As a big movie fan, I don’t know what I’d do without Turner Classic Movies, though I’d no doubt be better-rested without it. With so many more channels on TV now showing so little worth watching (and with so many ads), TCM is like an oasis of civilization. I often land in this cinematic Shangri-La at an hour when more reasonable people are sleeping though and the next thing I know I’m down a half-bottle of red and it’s …

Three Pitchers Who Bucked the Odds

 

The following is a companion piece to “Shake Hands With the D.L.”, which examines injuries to pitchers down through the years. This piece takes a closer look at three pitchers from the distant past – Babe Adams, Eppa Rixey and Dazzy Vance – who overcame serious injuries and went on to have long, interesting, productive careers. In fact, Rixey and Vance are in the Hall of Fame and many think Adams should be. 

1. Babe Adams.

Say It Ain’t So, Joe….

I want to make it abundantly clear that, while I have a fairly active imagination, I’m not one of those nutters given to conspiracy theories…I repeat, I’m not a conspiracy theory guy. But the baseball played by the Cardinals in the early innings of last night’s World Series opener was so surpassingly strange, so surreal, that it brought eerie echoes to me of the curious doings in the 1919 Series. Yes, that one, the Black Sox one, the thrown …

I Hear A Sym-Phony
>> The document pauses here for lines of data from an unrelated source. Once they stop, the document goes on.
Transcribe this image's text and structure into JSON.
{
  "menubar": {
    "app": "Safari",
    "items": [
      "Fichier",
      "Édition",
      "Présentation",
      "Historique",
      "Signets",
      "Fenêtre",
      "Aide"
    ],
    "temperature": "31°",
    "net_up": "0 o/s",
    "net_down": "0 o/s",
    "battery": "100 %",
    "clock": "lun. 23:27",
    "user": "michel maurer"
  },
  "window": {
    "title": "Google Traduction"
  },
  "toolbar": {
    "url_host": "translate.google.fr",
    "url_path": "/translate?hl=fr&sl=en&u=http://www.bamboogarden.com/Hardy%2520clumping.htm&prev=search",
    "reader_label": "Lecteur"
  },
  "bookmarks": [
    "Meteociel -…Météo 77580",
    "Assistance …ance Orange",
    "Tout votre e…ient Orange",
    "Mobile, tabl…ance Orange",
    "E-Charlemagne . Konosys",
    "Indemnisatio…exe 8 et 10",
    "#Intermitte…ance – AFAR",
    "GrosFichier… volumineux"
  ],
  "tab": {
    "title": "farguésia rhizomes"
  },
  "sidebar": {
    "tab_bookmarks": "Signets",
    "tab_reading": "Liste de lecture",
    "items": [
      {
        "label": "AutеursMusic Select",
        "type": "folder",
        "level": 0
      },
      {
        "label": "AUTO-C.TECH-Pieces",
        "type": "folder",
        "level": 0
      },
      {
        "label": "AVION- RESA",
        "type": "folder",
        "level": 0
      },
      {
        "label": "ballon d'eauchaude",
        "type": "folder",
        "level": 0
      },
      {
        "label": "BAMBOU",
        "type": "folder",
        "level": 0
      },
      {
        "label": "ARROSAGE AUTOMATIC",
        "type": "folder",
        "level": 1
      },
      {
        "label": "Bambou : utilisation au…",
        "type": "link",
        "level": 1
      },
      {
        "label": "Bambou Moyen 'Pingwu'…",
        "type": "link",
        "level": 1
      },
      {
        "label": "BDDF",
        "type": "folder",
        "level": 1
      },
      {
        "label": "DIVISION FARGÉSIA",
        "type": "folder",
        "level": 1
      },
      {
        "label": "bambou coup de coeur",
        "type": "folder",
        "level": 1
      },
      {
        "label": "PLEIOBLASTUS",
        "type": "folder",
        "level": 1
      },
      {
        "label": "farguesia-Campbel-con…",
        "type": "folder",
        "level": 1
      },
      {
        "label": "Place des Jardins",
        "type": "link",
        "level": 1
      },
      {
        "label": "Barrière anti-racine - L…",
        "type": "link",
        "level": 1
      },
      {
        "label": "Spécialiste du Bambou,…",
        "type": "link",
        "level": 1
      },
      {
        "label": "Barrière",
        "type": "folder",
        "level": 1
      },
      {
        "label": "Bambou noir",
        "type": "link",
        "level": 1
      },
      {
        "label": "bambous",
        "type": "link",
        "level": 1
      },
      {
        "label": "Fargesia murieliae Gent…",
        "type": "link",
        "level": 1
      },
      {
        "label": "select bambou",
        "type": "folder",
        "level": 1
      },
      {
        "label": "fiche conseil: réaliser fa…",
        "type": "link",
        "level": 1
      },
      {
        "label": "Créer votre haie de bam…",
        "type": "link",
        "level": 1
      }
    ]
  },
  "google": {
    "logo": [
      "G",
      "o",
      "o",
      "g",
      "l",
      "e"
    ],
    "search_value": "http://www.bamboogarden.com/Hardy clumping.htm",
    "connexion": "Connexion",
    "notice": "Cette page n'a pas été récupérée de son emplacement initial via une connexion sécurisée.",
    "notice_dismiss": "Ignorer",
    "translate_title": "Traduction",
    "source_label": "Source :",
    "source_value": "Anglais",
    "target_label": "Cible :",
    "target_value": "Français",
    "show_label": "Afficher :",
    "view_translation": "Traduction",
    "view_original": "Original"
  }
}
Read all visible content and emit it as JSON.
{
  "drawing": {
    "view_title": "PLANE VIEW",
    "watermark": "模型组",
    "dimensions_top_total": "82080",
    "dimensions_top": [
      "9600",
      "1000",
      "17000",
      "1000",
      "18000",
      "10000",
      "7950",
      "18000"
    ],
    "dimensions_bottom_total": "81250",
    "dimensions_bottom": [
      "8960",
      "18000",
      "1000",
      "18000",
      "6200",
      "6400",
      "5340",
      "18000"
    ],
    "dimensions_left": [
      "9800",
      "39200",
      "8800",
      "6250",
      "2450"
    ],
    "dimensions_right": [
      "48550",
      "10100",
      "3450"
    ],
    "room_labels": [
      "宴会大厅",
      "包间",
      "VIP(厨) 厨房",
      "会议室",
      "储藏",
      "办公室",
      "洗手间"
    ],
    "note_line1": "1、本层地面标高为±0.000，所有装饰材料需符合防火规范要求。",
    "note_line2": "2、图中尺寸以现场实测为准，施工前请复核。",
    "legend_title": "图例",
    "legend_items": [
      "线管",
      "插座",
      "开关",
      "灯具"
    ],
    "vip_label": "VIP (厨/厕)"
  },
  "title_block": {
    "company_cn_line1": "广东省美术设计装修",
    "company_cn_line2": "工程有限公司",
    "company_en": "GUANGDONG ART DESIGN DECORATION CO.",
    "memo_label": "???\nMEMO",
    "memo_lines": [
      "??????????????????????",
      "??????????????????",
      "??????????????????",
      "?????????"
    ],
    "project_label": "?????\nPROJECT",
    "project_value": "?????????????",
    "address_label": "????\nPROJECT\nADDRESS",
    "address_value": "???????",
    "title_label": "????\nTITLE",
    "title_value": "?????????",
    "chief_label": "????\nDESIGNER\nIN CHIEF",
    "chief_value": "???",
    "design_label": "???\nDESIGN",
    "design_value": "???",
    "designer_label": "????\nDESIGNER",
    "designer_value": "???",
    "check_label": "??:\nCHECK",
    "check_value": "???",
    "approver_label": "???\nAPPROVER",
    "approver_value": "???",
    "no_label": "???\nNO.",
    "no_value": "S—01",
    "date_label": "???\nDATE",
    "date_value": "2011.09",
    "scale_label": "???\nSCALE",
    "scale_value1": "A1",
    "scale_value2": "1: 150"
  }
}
I’m never sure how far these posts travel or who sees them, so I want to avoid any misunderstanding by clarifying a couple of things in advance. In the following, I poke fun mostly at symphony musicians and eventually the French, a little bit. This is all in the spirit of parody as in my last two posts, which took the piss out of my own, namely jazz bands. I have the utmost respect for symphonic musicians, in fact